§ Prompt: Looking at the data, count the lines where the word "true" occurs and answer with only the number.

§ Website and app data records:

-- Opening Marker --

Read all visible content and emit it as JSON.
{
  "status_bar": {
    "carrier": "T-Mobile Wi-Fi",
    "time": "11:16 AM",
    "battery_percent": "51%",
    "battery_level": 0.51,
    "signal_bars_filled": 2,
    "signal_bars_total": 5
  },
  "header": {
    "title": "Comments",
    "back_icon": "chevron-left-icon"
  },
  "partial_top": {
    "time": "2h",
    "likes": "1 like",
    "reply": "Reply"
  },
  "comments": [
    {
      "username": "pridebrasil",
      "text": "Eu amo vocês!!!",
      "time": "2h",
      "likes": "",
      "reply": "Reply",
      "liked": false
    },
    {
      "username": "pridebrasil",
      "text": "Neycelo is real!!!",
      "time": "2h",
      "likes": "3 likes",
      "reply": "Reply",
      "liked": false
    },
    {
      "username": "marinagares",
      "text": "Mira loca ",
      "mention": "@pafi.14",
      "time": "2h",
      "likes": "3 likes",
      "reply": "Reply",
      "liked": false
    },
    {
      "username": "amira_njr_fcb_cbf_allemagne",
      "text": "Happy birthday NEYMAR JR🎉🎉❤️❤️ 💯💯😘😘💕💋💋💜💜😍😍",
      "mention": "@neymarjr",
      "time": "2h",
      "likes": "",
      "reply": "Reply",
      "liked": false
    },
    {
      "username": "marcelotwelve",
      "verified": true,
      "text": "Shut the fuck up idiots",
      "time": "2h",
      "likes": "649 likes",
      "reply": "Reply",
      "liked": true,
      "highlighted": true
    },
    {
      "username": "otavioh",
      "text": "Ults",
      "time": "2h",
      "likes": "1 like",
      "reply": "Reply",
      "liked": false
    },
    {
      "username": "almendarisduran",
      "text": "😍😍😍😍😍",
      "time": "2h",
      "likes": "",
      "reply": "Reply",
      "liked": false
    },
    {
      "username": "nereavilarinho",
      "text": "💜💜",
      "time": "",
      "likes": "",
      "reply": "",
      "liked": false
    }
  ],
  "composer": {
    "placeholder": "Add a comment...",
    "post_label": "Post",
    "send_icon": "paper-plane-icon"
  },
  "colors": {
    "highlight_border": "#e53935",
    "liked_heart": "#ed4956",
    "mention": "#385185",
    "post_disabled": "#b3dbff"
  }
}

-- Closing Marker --
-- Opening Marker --

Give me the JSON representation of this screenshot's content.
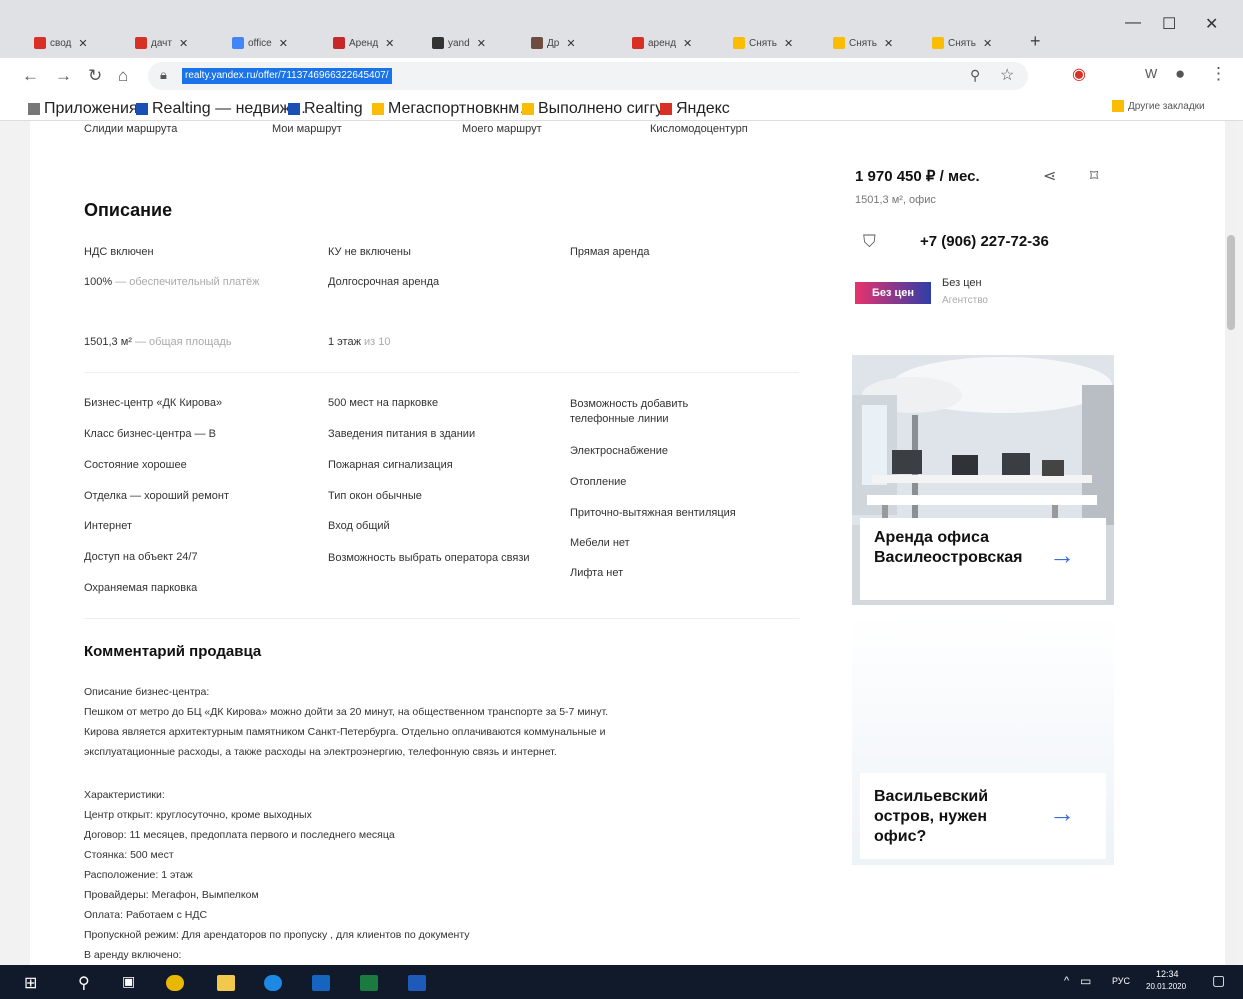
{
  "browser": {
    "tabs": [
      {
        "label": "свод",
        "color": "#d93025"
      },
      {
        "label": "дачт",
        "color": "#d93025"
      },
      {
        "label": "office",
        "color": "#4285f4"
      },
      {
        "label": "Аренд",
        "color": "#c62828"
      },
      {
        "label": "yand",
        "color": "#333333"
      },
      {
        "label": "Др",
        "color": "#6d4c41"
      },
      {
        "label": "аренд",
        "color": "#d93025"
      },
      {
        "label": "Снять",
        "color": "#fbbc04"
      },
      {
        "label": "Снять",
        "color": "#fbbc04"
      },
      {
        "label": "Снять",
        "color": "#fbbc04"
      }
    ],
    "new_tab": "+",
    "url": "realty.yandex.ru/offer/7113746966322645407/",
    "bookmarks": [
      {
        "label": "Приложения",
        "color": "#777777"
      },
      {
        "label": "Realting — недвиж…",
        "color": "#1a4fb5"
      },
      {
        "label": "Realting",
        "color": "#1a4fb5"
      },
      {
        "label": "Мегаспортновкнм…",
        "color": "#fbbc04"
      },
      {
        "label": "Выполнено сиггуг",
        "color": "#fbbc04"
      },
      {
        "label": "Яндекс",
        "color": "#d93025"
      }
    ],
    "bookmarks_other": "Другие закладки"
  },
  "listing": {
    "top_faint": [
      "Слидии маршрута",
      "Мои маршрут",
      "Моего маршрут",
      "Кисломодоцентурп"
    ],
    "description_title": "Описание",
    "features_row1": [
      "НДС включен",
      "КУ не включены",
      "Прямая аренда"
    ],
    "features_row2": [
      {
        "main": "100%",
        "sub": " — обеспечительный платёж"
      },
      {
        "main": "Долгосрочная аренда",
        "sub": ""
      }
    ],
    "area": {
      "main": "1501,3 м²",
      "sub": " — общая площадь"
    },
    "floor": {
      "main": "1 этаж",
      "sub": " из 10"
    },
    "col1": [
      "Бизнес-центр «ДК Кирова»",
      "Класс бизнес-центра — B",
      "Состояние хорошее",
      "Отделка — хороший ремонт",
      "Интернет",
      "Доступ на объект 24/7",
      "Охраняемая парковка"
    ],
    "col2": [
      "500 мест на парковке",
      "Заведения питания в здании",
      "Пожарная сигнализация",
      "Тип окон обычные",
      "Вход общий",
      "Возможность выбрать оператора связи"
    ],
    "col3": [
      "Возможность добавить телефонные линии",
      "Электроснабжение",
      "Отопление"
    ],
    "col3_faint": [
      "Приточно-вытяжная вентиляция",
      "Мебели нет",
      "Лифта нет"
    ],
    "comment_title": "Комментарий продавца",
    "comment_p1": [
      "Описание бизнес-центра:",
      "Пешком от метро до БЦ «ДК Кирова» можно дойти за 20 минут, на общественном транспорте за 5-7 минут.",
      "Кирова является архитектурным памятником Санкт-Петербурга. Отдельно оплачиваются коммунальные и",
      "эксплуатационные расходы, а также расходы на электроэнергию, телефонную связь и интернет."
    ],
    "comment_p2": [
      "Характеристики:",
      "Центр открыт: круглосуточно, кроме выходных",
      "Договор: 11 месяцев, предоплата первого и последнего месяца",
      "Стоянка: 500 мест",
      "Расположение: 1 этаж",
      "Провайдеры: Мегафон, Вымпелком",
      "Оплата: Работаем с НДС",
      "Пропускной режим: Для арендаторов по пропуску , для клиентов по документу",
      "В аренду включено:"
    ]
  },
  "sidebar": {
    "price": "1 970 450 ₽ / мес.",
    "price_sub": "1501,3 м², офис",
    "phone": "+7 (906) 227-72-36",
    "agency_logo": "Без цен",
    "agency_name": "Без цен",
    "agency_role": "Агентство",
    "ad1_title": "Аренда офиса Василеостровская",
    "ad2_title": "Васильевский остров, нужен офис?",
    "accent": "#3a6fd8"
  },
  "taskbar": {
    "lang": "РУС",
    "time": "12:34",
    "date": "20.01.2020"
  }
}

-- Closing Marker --

§ Response to the exercise: 3